Updated: Jul 12, 2019
Surfaces: sand, grass, sandy grass, grassy sand.
This has to be one of the worst playgrounds in Toronto, and given its location in the affluent Annex, it’s well overdue for a rejuvenation. It’s named after one of Canada’s most famous geologists (the dinosaur museum in Alberta is named after him) and it’s a sadly appropriate namesake, because the equipment is almost old enough to be straight out of pre-history.
With the top-notch Jean Sibelius Square Park nearby, I can’t imagine why anyone would take their kids here.
Well, actually, I can. Because I did. We were at a nearby sushi place for dinner with both kids, and it was getting pretty close to bedtime.

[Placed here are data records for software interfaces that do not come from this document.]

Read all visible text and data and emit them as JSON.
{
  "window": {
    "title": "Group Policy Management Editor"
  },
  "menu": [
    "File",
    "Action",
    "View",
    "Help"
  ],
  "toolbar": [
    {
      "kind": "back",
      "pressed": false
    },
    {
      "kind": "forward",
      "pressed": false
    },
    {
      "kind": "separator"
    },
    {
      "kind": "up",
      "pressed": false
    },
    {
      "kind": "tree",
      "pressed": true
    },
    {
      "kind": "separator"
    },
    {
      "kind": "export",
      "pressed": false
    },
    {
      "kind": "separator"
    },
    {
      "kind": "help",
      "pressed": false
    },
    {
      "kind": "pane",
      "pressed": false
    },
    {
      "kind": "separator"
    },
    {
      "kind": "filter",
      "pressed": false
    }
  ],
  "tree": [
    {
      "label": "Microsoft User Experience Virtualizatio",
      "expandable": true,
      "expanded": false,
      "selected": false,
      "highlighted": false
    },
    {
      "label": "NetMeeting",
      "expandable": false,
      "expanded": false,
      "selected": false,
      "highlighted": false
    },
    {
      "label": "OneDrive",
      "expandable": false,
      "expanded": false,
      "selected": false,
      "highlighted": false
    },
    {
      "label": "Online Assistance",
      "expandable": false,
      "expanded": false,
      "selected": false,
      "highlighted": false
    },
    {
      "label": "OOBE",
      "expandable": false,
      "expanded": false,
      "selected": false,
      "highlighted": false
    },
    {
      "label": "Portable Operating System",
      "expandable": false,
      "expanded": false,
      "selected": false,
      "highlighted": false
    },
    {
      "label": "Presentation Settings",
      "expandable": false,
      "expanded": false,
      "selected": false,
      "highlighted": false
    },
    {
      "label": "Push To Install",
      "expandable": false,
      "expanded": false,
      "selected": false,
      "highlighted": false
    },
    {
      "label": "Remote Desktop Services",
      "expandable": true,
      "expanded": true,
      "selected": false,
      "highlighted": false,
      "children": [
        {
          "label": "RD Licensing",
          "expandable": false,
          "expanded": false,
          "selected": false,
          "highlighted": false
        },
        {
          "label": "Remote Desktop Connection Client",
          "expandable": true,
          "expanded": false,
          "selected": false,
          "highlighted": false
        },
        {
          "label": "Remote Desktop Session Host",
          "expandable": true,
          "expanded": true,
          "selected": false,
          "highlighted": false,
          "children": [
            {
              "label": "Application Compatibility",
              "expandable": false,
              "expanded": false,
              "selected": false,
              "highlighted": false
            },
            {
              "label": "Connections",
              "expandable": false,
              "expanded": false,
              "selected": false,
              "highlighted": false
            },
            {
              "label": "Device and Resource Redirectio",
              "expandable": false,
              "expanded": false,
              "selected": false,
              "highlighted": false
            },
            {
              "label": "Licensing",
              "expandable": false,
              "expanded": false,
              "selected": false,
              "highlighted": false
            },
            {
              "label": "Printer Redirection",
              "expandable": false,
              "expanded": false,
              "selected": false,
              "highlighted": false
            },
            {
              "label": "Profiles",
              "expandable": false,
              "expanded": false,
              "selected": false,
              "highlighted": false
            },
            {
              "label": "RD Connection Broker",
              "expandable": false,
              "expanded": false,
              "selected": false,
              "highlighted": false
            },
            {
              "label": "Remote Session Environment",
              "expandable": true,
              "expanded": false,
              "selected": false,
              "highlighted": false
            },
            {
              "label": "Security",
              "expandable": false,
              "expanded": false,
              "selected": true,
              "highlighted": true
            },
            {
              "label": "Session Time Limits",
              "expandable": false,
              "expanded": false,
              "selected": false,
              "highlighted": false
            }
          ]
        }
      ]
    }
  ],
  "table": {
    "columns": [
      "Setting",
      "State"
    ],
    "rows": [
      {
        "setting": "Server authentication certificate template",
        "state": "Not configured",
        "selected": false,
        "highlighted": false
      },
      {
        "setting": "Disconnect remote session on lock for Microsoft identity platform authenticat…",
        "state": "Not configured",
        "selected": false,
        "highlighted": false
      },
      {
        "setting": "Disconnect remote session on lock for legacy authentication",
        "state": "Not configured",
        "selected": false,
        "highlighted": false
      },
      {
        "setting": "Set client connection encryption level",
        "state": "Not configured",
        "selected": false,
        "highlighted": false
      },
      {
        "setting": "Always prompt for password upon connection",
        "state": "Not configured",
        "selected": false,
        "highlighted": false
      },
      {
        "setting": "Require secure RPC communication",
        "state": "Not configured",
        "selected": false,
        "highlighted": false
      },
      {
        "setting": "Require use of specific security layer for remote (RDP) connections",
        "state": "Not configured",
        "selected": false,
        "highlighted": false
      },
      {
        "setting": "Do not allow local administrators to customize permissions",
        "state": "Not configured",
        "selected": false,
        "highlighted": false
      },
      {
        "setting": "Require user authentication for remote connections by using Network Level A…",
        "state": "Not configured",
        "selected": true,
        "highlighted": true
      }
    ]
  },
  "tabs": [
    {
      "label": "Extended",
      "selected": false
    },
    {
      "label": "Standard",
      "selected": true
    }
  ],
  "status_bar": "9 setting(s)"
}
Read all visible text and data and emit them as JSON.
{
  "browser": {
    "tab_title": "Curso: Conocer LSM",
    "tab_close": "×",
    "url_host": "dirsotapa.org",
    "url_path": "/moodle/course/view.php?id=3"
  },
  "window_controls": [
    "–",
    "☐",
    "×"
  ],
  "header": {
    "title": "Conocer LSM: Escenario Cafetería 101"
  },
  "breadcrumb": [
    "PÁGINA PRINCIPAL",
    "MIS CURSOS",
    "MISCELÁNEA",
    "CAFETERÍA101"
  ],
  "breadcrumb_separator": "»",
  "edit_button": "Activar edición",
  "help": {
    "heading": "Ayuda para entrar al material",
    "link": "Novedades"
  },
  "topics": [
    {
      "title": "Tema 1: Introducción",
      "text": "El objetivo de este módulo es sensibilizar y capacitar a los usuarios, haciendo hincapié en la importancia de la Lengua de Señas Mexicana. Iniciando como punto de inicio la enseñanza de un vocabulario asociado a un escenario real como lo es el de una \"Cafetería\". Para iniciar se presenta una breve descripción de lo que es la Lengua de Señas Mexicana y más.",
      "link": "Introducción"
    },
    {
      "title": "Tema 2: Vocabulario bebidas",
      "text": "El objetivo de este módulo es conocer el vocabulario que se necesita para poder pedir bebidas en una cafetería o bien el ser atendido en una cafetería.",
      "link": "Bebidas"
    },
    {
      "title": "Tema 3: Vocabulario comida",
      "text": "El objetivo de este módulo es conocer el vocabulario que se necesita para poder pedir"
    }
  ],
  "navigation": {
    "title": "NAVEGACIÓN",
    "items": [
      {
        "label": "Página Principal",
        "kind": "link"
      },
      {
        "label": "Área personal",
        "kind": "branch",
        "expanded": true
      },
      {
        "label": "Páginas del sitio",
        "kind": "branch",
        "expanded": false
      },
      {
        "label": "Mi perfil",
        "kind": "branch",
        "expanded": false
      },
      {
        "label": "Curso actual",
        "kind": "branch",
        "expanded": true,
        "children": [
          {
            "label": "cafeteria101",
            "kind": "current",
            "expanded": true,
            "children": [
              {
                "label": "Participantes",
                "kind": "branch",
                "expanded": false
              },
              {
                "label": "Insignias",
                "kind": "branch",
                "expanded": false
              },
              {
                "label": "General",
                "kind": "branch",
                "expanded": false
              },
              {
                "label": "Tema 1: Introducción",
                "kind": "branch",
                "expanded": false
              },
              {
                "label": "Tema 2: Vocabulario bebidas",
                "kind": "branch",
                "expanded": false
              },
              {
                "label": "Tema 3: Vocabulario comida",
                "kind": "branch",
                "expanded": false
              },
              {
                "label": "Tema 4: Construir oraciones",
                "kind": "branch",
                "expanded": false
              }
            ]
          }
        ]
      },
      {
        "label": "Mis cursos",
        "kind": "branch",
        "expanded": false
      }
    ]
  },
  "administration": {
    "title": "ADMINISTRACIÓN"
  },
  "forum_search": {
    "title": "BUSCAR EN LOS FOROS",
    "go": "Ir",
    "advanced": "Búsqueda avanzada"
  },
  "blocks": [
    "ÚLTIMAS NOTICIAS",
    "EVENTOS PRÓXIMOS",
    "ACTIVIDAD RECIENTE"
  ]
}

In retrospect, we should have skipped the sushi, but pesky old retrospect has a nasty habit of only showing up after the fact.
If you’ve ever experienced a three-year-old and a one-year-old simultaneously hitting their ‘witching hour’, you know that a table full of rice and soy sauce is not a great place to be. So I left my grateful wife and mother-in-law in the restaurant, and took our son to this playground, which was just around the corner.
It was more fun than trying to clean up soy sauce and rice, but just barely.
The equipment is sparse, grimy, and probably as old as I am. Pretty much the only upside is that older swing sets tend to have longer chains, which means you can get some really good height on them. But as my son zipped down the slide, which was basically just a bent cookie sheet, I tried not to imagine how many generations of Brunswick House-induced vomit had slid down that same slide.
In conclusion, this is one of those “in case of emergency, break glass” kind of playgrounds. Oh, that reminds me- watch out for broken glass buried in the sand.